2011 Chevrolet Volt – Chevrolet calls the four-passenger 2011 Volt and extended-range electric vehicle. The IIHS says it is a plug-in battery/gasoline hybrid. Volt can run in electric-only mode with a range of about 35 miles, at which time a gasoline engine kicks in to power the electric motor for an extended range of up to 375 miles.
2011 Nissan Leaf – It’s 100 percent electric, and the 2011 Nissan Leaf runs solely on battery power. This gives it a range of about 73 miles on a single charge, as estimated by the Environmental Protection Agency (EPA). Nissan, however, claims that the Leaf can go up to 100 miles before recharging.
The IIHS says that while the Volt and Leaf are small cars, with overall length, width and passenger capacity of similar small cars that are gasoline-powered, with their added weight for battery packs, their curb weight is more in line with midsize and large cars. Volt weighs about 3,760 pounds, while Leaf weighs about 3,370 pounds. Taking a family comparison, Volt’s large car sibling, the, weighs about 3,580 pounds. The , a midsize sedan, weighs about 3,200 pounds.
Commenting further, IIHS’s Nolan says, “The Leaf and Volt’s extra mass gives them a safety advantage over other small cars. These electric models are a win-win for fuel economy and safety.”

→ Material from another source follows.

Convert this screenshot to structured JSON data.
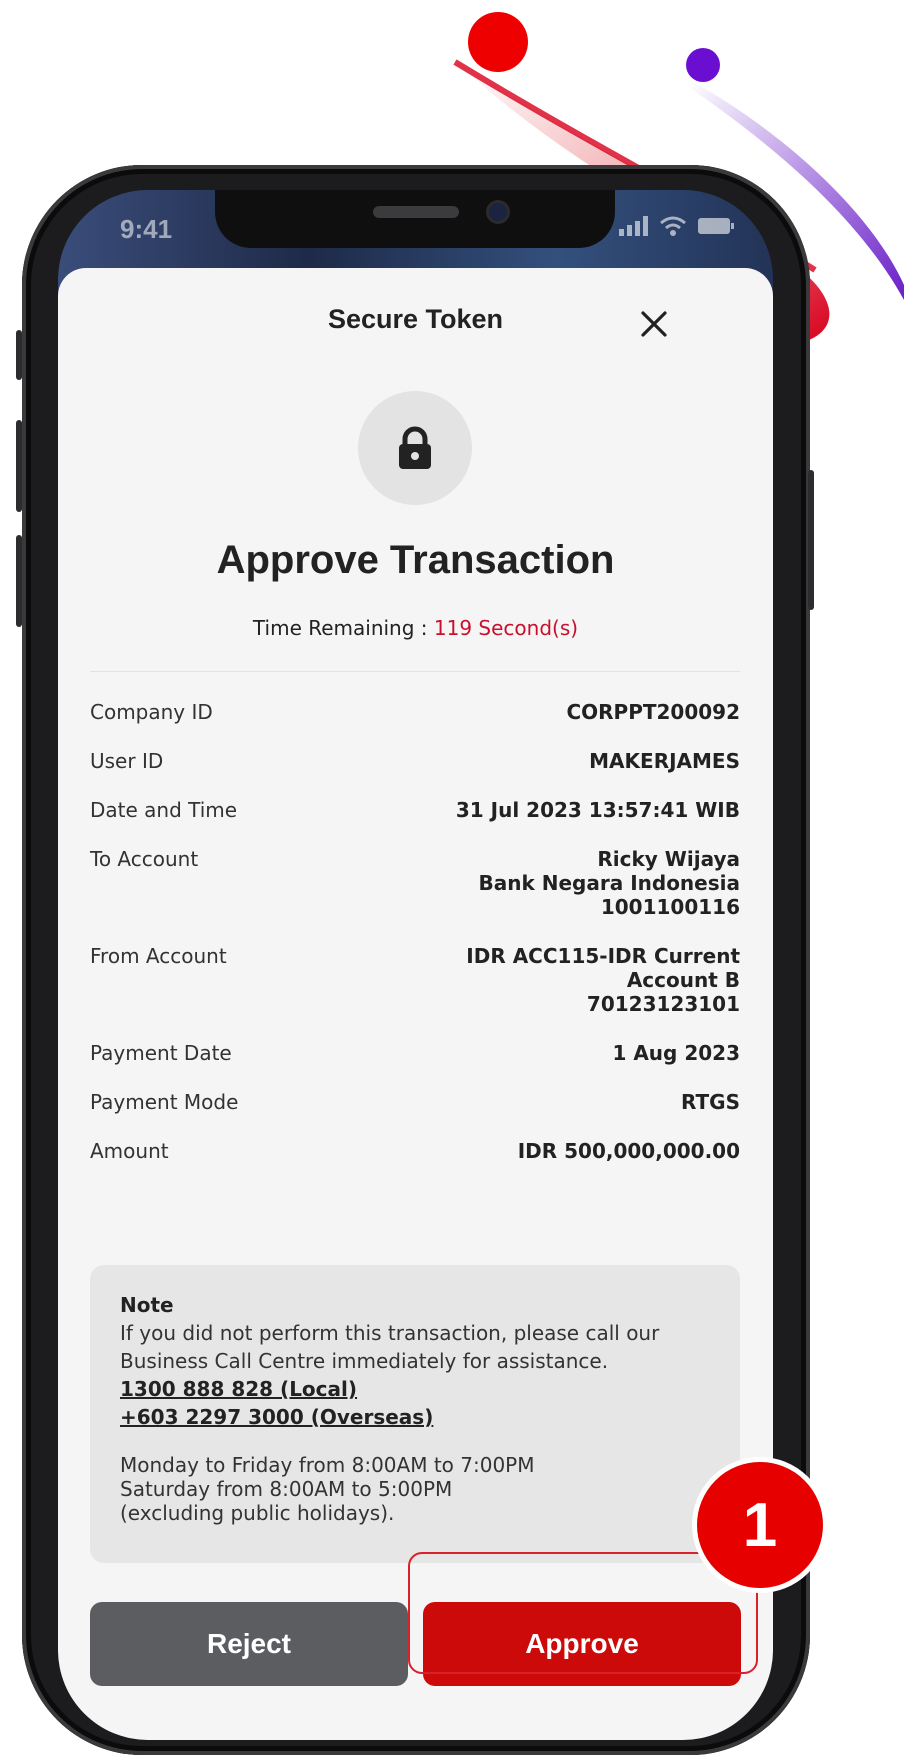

Bottom line: the 2011 Chevrolet Volt and Nissan Leaf – the first electric cars to win top safety awards – are safe, fuel-efficient and green. As the Institute’s Nolan says, “Eco-minded drivers keen on switching to electric would do well to buy a Leaf or Volt for highway driving instead of a low-speed vehicle if they are at all concerned about being protected in a crash.”